A national petition calling for a moratorium on CUNY’s Pathways initiative has gained about 5,000 signatures, and the number continues to climb. The appeal is jointly sponsored by the PSC and by the University Faculty Senate.
One-third of those signing the petition to date have left comments elaborating why they signed, an unusually high rate for an online petition. So far about 70% of those signing teach at other universities, with many noting that they have confronted similar initiatives at their own institutions.
Pathways and Austerity
In a November 26, 2012 e-mail announcing the petition, UFS Chair Terrence Martell and PSC President Barbara Bowen described Pathways as an attempt “to impose a diluted system of general education” that will damage students’ education.
“Under the pretext of easing student transfer and increasing graduation rates, Pathways will deliver a minimal curriculum for CUNYs working-class students,” they wrote. “It removes science lab requirements, limits foreign language requirements, and cuts back on faculty time with students in English classes.”
What is driving the CUNY’s intense push for these changes? Martell and Bowen point to shifting national discussions of higher education policy: “Forty years of public policy focused on access to college is being replaced by a single-minded demand for increased graduation rates – whatever the cost in academic quality,” they say. “Pathways is an attempt to move students through the system more quickly even as budgets are cut, by reducing academic requirements.” Pathways, they conclude, “is austerity education for an austerity economy.”
Educational policy foundations, legislators and others involved in national discussions of US higher education have emphasized boosting college graduation rates and shortening time-to-degree, but have not had as much to say about how these are affected by three decades of budget cuts in public higher education (see articles in the October 2012 Clarion, “Austerity Education” and “The Great Cost Shift”).
The new policy emphasis has made itself felt across the US. “Higher education ‘reforms’ similar to Pathways, some even with the same name, are moving forward throughout the nation,” Bowen and Martell wrote. The response to the UFS/PSC petition suggests that their criticisms of Pathways sound familiar to faculty at many other institutions.
Addressed to CUNY Chancellor Matthew Goldstein and to Benno Schmidt, Jr., chair of the Board of Trustees, the petition supports CUNY faculty and staff in their opposition to Pathways, which it dubs “an austerity curriculum,” and calls for “an immediate retraction of the threats and intimidation the CUNY administration has used to gain compliance” with the plan. (See Clarion, October and December 2012, for coverage of these threats and CUNY faculty’s response).

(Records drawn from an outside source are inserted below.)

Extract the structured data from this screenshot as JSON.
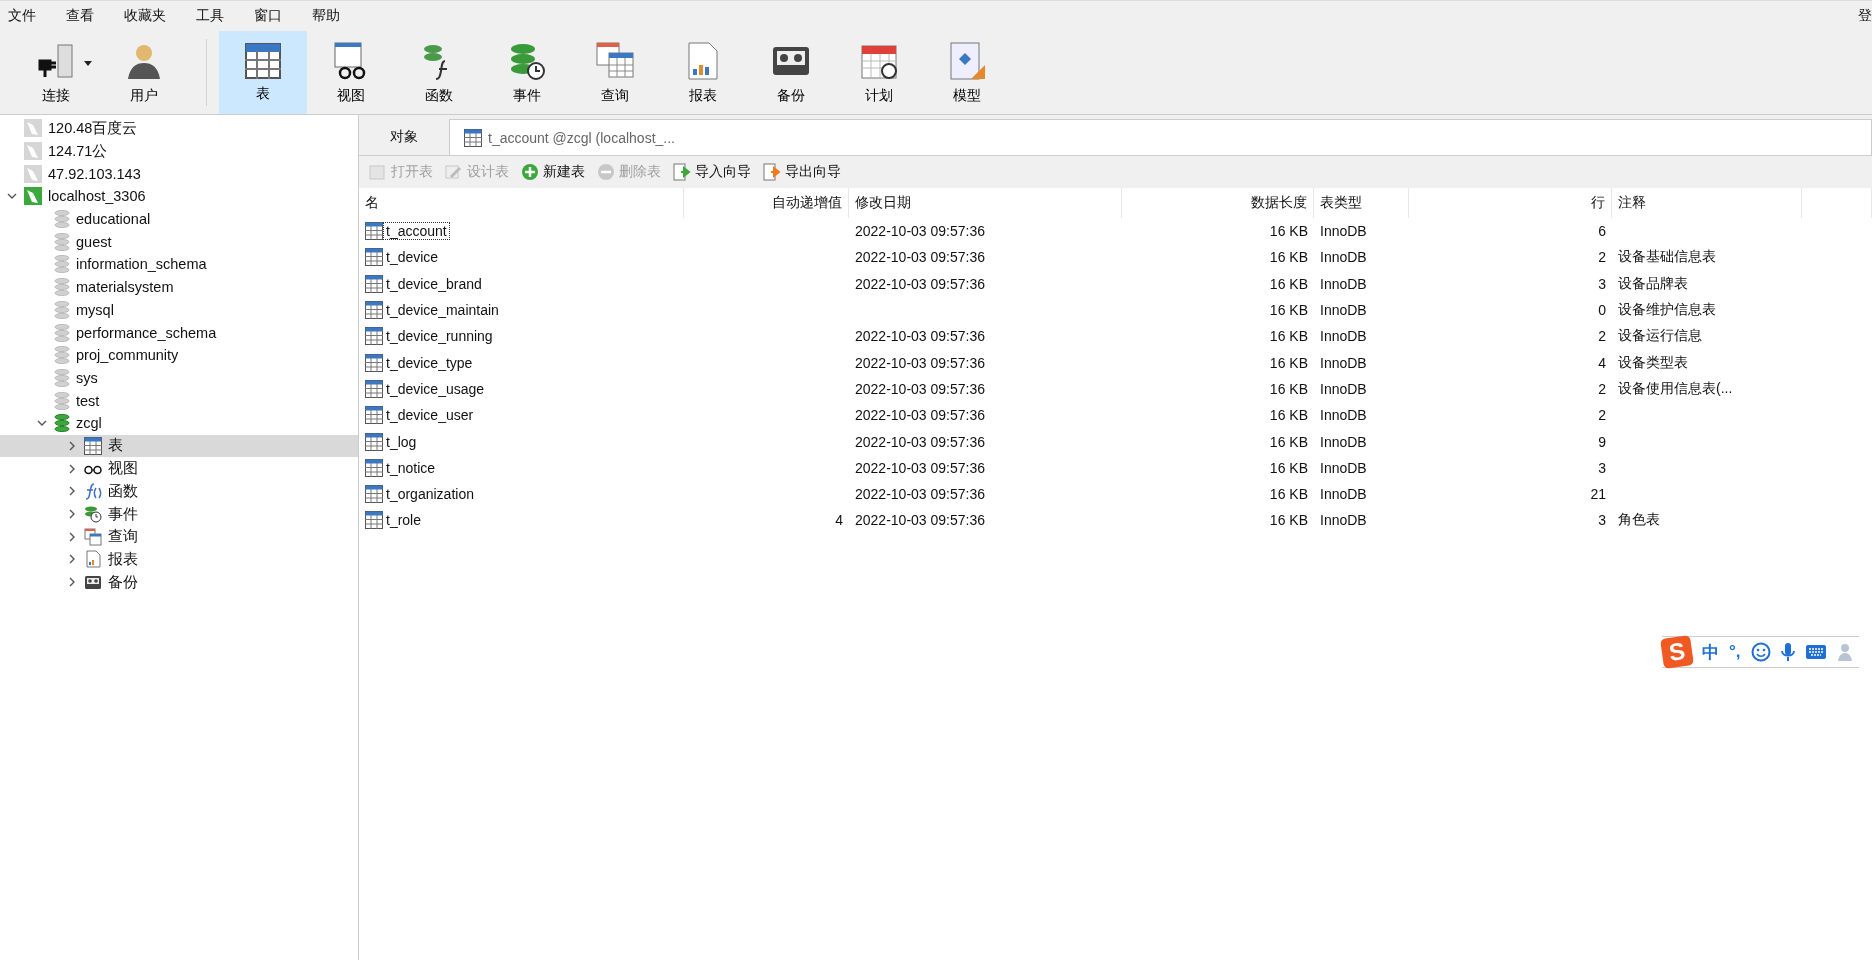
{
  "menu": [
    "文件",
    "查看",
    "收藏夹",
    "工具",
    "窗口",
    "帮助"
  ],
  "login": "登",
  "toolbar": [
    {
      "kind": "connection",
      "label": "连接",
      "dropdown": true,
      "selected": false
    },
    {
      "kind": "user",
      "label": "用户",
      "dropdown": false,
      "selected": false
    },
    {
      "kind": "table",
      "label": "表",
      "dropdown": false,
      "selected": true
    },
    {
      "kind": "view",
      "label": "视图",
      "dropdown": false,
      "selected": false
    },
    {
      "kind": "function",
      "label": "函数",
      "dropdown": false,
      "selected": false
    },
    {
      "kind": "event",
      "label": "事件",
      "dropdown": false,
      "selected": false
    },
    {
      "kind": "query",
      "label": "查询",
      "dropdown": false,
      "selected": false
    },
    {
      "kind": "report",
      "label": "报表",
      "dropdown": false,
      "selected": false
    },
    {
      "kind": "backup",
      "label": "备份",
      "dropdown": false,
      "selected": false
    },
    {
      "kind": "schedule",
      "label": "计划",
      "dropdown": false,
      "selected": false
    },
    {
      "kind": "model",
      "label": "模型",
      "dropdown": false,
      "selected": false
    }
  ],
  "sidebar": [
    {
      "kind": "connection",
      "label": "120.48百度云",
      "open": false,
      "expanded": false,
      "selected": false
    },
    {
      "kind": "connection",
      "label": "124.71公",
      "open": false,
      "expanded": false,
      "selected": false
    },
    {
      "kind": "connection",
      "label": "47.92.103.143",
      "open": false,
      "expanded": false,
      "selected": false
    },
    {
      "kind": "connection",
      "label": "localhost_3306",
      "open": true,
      "expanded": true,
      "selected": false,
      "children": [
        {
          "kind": "database",
          "label": "educational",
          "open": false,
          "expanded": false,
          "selected": false
        },
        {
          "kind": "database",
          "label": "guest",
          "open": false,
          "expanded": false,
          "selected": false
        },
        {
          "kind": "database",
          "label": "information_schema",
          "open": false,
          "expanded": false,
          "selected": false
        },
        {
          "kind": "database",
          "label": "materialsystem",
          "open": false,
          "expanded": false,
          "selected": false
        },
        {
          "kind": "database",
          "label": "mysql",
          "open": false,
          "expanded": false,
          "selected": false
        },
        {
          "kind": "database",
          "label": "performance_schema",
          "open": false,
          "expanded": false,
          "selected": false
        },
        {
          "kind": "database",
          "label": "proj_community",
          "open": false,
          "expanded": false,
          "selected": false
        },
        {
          "kind": "database",
          "label": "sys",
          "open": false,
          "expanded": false,
          "selected": false
        },
        {
          "kind": "database",
          "label": "test",
          "open": false,
          "expanded": false,
          "selected": false
        },
        {
          "kind": "database",
          "label": "zcgl",
          "open": true,
          "expanded": true,
          "selected": false,
          "children": [
            {
              "kind": "table",
              "label": "表",
              "expanded": false,
              "selected": true
            },
            {
              "kind": "view",
              "label": "视图",
              "expanded": false,
              "selected": false
            },
            {
              "kind": "function",
              "label": "函数",
              "expanded": false,
              "selected": false
            },
            {
              "kind": "event",
              "label": "事件",
              "expanded": false,
              "selected": false
            },
            {
              "kind": "query",
              "label": "查询",
              "expanded": false,
              "selected": false
            },
            {
              "kind": "report",
              "label": "报表",
              "expanded": false,
              "selected": false
            },
            {
              "kind": "backup",
              "label": "备份",
              "expanded": false,
              "selected": false
            }
          ]
        }
      ]
    }
  ],
  "tabs": [
    {
      "kind": "objects",
      "label": "对象",
      "selected": false
    },
    {
      "kind": "table",
      "label": "t_account @zcgl (localhost_...",
      "selected": true
    }
  ],
  "actions": [
    {
      "kind": "open",
      "label": "打开表",
      "disabled": true
    },
    {
      "kind": "design",
      "label": "设计表",
      "disabled": true
    },
    {
      "kind": "new",
      "label": "新建表",
      "disabled": false
    },
    {
      "kind": "delete",
      "label": "删除表",
      "disabled": true
    },
    {
      "kind": "import",
      "label": "导入向导",
      "disabled": false
    },
    {
      "kind": "export",
      "label": "导出向导",
      "disabled": false
    }
  ],
  "table": {
    "columns": [
      "名",
      "自动递增值",
      "修改日期",
      "数据长度",
      "表类型",
      "行",
      "注释"
    ],
    "rows": [
      {
        "name": "t_account",
        "modified": "2022-10-03 09:57:36",
        "data_length": "16 KB",
        "engine": "InnoDB",
        "rows": "6",
        "selected": true
      },
      {
        "name": "t_device",
        "modified": "2022-10-03 09:57:36",
        "data_length": "16 KB",
        "engine": "InnoDB",
        "rows": "2",
        "comment": "设备基础信息表",
        "selected": false
      },
      {
        "name": "t_device_brand",
        "modified": "2022-10-03 09:57:36",
        "data_length": "16 KB",
        "engine": "InnoDB",
        "rows": "3",
        "comment": "设备品牌表",
        "selected": false
      },
      {
        "name": "t_device_maintain",
        "data_length": "16 KB",
        "engine": "InnoDB",
        "rows": "0",
        "comment": "设备维护信息表",
        "selected": false
      },
      {
        "name": "t_device_running",
        "modified": "2022-10-03 09:57:36",
        "data_length": "16 KB",
        "engine": "InnoDB",
        "rows": "2",
        "comment": "设备运行信息",
        "selected": false
      },
      {
        "name": "t_device_type",
        "modified": "2022-10-03 09:57:36",
        "data_length": "16 KB",
        "engine": "InnoDB",
        "rows": "4",
        "comment": "设备类型表",
        "selected": false
      },
      {
        "name": "t_device_usage",
        "modified": "2022-10-03 09:57:36",
        "data_length": "16 KB",
        "engine": "InnoDB",
        "rows": "2",
        "comment": "设备使用信息表(...",
        "selected": false
      },
      {
        "name": "t_device_user",
        "modified": "2022-10-03 09:57:36",
        "data_length": "16 KB",
        "engine": "InnoDB",
        "rows": "2",
        "selected": false
      },
      {
        "name": "t_log",
        "modified": "2022-10-03 09:57:36",
        "data_length": "16 KB",
        "engine": "InnoDB",
        "rows": "9",
        "selected": false
      },
      {
        "name": "t_notice",
        "modified": "2022-10-03 09:57:36",
        "data_length": "16 KB",
        "engine": "InnoDB",
        "rows": "3",
        "selected": false
      },
      {
        "name": "t_organization",
        "modified": "2022-10-03 09:57:36",
        "data_length": "16 KB",
        "engine": "InnoDB",
        "rows": "21",
        "selected": false
      },
      {
        "name": "t_role",
        "auto_increment": "4",
        "modified": "2022-10-03 09:57:36",
        "data_length": "16 KB",
        "engine": "InnoDB",
        "rows": "3",
        "comment": "角色表",
        "selected": false
      }
    ]
  },
  "ime": {
    "logo": "S",
    "mode": "中",
    "punct": "°,"
  }
}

The petition concludes by urging “an immediate moratorium on further implementation of Pathways until an atmosphere free of coercion is established and academically sound alternatives can be considered.”

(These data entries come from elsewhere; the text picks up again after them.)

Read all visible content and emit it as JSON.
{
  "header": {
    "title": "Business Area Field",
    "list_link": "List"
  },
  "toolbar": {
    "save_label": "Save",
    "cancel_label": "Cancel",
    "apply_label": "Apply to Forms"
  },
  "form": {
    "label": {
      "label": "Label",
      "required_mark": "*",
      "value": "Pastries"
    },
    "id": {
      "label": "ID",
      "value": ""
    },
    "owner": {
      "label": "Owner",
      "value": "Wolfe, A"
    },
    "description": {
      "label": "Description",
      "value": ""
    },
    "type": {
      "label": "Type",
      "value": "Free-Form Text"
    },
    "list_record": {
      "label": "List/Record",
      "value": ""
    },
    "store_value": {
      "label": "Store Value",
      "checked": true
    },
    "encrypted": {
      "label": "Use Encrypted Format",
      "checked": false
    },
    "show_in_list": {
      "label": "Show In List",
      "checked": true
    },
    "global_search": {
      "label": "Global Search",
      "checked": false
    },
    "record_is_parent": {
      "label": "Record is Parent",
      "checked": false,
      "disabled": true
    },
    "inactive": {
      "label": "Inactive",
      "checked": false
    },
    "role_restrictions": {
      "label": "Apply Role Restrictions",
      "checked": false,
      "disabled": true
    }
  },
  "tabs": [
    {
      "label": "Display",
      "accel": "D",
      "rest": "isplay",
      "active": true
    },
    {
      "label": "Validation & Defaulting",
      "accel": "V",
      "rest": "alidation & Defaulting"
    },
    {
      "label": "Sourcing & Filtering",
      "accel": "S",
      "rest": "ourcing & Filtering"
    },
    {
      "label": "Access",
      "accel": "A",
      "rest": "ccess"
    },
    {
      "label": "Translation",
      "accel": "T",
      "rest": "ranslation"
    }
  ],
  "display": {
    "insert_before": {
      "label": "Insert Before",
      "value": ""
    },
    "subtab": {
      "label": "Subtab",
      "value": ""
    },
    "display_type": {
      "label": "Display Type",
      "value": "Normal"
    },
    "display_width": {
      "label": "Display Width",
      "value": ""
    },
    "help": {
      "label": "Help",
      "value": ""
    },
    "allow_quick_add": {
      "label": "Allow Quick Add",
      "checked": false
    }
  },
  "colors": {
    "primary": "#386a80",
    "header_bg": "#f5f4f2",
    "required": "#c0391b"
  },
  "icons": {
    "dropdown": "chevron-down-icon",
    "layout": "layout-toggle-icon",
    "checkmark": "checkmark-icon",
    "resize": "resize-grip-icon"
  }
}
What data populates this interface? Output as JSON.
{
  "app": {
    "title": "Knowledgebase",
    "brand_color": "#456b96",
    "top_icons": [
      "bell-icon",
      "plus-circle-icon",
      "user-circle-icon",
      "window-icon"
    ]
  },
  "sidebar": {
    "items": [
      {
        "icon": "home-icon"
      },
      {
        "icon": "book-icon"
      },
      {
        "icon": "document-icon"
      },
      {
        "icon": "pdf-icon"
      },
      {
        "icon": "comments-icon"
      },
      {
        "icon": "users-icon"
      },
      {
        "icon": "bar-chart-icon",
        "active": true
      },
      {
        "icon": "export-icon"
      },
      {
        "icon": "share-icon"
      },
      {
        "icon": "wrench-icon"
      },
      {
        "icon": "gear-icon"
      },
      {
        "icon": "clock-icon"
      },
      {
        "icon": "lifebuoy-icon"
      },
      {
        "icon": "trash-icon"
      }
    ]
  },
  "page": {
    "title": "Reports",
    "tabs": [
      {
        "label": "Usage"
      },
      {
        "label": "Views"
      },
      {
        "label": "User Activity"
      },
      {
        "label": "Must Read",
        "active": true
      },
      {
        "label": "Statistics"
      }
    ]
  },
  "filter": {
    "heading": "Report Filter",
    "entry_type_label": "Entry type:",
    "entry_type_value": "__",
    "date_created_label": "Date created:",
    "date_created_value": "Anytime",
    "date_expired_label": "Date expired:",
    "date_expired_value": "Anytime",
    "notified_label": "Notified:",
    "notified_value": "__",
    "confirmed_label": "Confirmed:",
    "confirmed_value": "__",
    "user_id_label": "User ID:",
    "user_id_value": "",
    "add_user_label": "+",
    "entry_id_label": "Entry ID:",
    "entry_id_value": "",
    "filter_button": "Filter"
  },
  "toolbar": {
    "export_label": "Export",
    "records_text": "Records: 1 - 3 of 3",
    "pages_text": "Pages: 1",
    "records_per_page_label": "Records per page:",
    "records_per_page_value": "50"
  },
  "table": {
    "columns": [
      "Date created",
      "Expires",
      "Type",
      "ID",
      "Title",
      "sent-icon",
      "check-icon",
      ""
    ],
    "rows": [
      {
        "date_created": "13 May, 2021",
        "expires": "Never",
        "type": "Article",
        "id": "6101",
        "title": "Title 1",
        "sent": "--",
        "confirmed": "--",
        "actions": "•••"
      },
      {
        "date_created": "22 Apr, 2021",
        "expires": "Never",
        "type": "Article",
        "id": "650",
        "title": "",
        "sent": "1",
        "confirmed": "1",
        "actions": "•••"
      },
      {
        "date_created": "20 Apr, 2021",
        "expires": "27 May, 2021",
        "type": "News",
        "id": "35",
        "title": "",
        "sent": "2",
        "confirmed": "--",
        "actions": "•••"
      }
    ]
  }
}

The petition has been brought to academics’ attention by the Campaign for Higher Education; the American Association of University Professors; the California Faculty Association; United University Professions; locals of the American Federation of Teachers; and faculty organizations from Texas, Washington, Pennsylvania and elsewhere.
Those signing the petition include a number of faculty responsible for the teaching of writing to students at their own universities, such as Dawn Skorczewski, director of University Writing at Brandeis, and Darlene Evans of Cornell University’s John S. Knight Institute for Writing in the Disciplines.

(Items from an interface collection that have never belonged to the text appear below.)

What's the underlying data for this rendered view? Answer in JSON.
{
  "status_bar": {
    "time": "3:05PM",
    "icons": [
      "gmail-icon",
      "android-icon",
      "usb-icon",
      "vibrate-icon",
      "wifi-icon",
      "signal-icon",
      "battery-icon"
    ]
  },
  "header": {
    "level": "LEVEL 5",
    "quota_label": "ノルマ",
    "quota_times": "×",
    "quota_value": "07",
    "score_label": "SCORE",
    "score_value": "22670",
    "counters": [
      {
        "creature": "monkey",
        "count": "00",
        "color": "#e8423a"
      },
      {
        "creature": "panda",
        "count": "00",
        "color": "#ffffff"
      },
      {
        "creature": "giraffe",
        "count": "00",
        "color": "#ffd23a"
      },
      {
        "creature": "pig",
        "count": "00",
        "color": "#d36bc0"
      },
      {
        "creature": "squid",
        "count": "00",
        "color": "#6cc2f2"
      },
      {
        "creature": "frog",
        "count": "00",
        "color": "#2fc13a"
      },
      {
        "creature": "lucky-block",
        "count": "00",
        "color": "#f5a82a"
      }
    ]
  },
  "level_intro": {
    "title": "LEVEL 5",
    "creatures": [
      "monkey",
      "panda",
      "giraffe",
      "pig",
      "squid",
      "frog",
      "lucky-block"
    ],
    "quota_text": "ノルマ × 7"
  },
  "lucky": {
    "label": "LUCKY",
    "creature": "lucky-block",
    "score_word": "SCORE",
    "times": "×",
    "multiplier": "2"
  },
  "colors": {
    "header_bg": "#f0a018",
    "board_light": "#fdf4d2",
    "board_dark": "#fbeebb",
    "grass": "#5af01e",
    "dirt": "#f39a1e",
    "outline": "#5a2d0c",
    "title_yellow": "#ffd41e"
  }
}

Others include Elaine Mayes, photographer and professor emerita at NYU, whose past students include documentarian Ric Burns; noted Africanist Christopher Miller of Yale; Eric Lott, professor of cultural studies at the University of Virginia; and Mark Edmundson, professor of English at UVA and an analyst of US higher education.
In a letter to science faculty, inviting support for the petition, Hunter professor and PSC Treasurer Michael Fabricant took note of the particular obstacles that Pathways creates for general education science classes. “By requiring that all courses in the Common Core be three hours, Pathways leaves insufficient time for adequate science instruction,” Fabricant wrote. “Without a fourth instructional hour, students in general education science courses will not be exposed to science courses with a concurrent laboratory component.”
PSC First Vice President Steve London, a political scientist at Brooklyn College, made a similar point in a letter to social scientists. Pathways “makes it possible to satisfy the Flexible Core without taking a social science course,” London said.
“This is a watershed moment for public higher education,” both PSC leaders said. “We know that many other institutions are also experiencing the same pressures.” Now is the time, they said, “to take a next step in the resistance to Pathways, by taking our struggle beyond CUNY.